You place a restriction on the property with form RX1 although as there are about 60 different wordings of restrictions, and the land registry will only accept standard ones with modifications, it is really not doing yourself job.

You cannot stop him leaving everything in his will to the cats home. For that reason, you would be better with a legal charge because that means you are guaranteed to get your money out of the property if he does leave it to RSPCA because your interest is the value of the money.

You wouldn’t get the house, you would only get money.

We can let you have a blank deed of variation but to be honest, you will be better getting a solicitor to do the whole thing. You may save a few hundred or even GBP1000 by doing yourself but you risk losing GBP200,000 in a house so in my opinion it would be false economy.

I’m afraid that we are specifically not allowed to take instructions from here.

If the site were to be a source of potential clients, we would no longer be independent because we would have an interest in pursuing litigation. With no interest in pursuing litigation, we can be really objective with our view is to whether something has a good chance or a limited chance of success.

 

In any event, for logistical reasons you would be better using a local solicitor .

 

 

 

I am not a lover of lining the pockets of solicitors but this is one of those times when they would be necessary evil.

 

If you could help me now please, in the way that I have helped you, I would be obliged if you could please use the rating service because that gives payment for my time and expertise here today.

If anything else crops up, we can still exchange notes. The thread doesn't close.

Kind regards.
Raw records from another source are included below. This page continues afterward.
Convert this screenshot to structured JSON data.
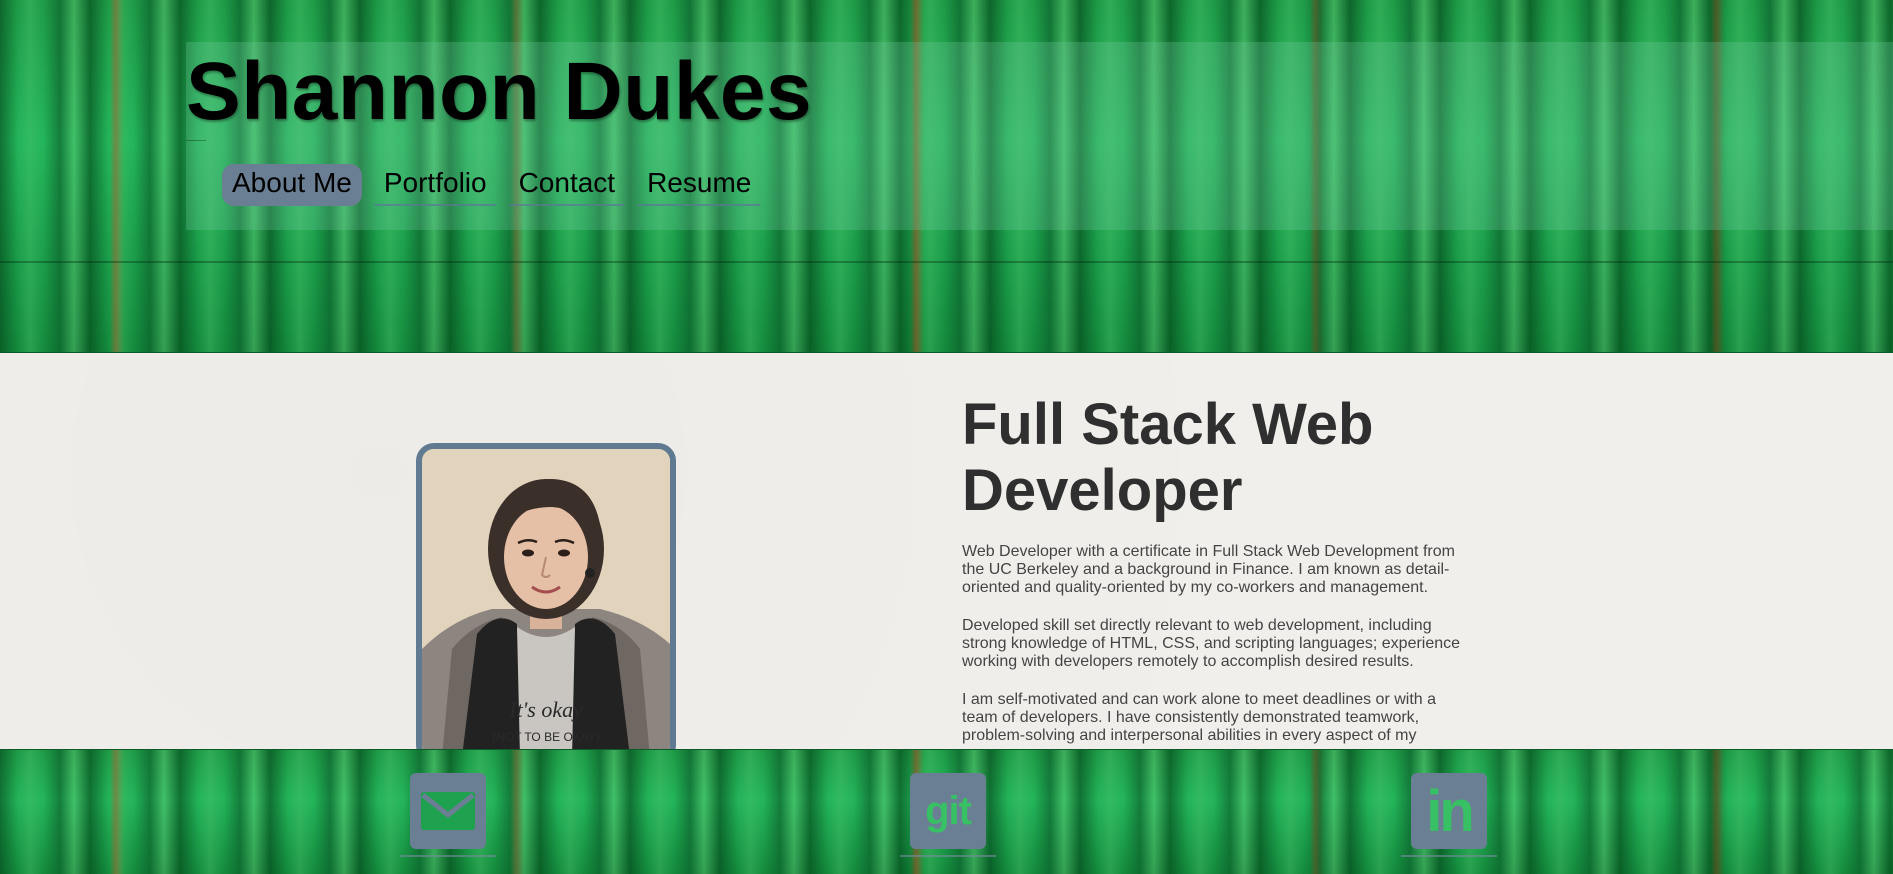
{
  "header": {
    "site_title": "Shannon Dukes",
    "nav": [
      {
        "label": "About Me",
        "active": true
      },
      {
        "label": "Portfolio",
        "active": false
      },
      {
        "label": "Contact",
        "active": false
      },
      {
        "label": "Resume",
        "active": false
      }
    ]
  },
  "main": {
    "headline": "Full Stack Web Developer",
    "portrait": {
      "icon": "profile-photo",
      "shirt_text": "It's okay (NOT TO BE OKAY)"
    },
    "bio": [
      "Web Developer with a certificate in Full Stack Web Development from the UC Berkeley and a background in Finance. I am known as detail-oriented and quality-oriented by my co-workers and management.",
      "Developed skill set directly relevant to web development, including strong knowledge of HTML, CSS, and scripting languages; experience working with developers remotely to accomplish desired results.",
      "I am self-motivated and can work alone to meet deadlines or with a team of developers. I have consistently demonstrated teamwork, problem-solving and interpersonal abilities in every aspect of my"
    ]
  },
  "footer": {
    "links": [
      {
        "icon": "envelope-icon"
      },
      {
        "icon": "git-icon",
        "label": "git"
      },
      {
        "icon": "linkedin-icon",
        "label": "in"
      }
    ]
  },
  "colors": {
    "accent": "#6a7f93",
    "green": "#1ea24f",
    "page_bg": "#f1efeb",
    "text_dark": "#2f2f2f"
  }
}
Stuart J, Property Solicitor
Category: Property Law
Satisfied Customers: 22937
Experience: Senior Partner at Berkson Wallace
Stuart J and other Property Law Specialists are ready to help you